What to do:
Look through the material below and count the lines that hold "structured". Give that number by itself.

Supplied material:
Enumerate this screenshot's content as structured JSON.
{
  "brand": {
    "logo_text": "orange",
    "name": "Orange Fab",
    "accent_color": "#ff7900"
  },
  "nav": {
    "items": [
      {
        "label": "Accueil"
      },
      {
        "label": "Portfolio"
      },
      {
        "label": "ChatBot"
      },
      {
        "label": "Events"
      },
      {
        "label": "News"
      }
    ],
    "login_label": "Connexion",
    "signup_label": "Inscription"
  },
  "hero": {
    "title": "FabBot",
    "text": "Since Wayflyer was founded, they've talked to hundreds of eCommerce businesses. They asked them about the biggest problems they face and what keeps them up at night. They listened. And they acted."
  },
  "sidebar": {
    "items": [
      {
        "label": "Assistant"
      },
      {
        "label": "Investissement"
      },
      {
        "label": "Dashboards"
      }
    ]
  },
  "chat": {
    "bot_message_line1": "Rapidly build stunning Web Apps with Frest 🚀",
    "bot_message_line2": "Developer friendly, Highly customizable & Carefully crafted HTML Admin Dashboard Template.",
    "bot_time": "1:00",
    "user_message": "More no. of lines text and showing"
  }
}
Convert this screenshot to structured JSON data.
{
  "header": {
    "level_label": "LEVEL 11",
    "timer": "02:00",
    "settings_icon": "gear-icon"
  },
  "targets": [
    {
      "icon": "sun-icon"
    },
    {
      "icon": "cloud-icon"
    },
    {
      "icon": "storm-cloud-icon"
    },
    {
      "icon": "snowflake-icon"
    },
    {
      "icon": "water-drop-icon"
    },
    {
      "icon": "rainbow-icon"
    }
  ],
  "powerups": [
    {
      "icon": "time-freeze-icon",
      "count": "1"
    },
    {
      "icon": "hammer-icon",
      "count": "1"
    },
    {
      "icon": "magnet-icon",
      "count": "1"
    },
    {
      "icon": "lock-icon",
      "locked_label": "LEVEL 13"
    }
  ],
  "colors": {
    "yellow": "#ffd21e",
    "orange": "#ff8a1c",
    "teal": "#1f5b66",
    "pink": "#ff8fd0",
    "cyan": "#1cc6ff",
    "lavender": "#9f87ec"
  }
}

Solution:
2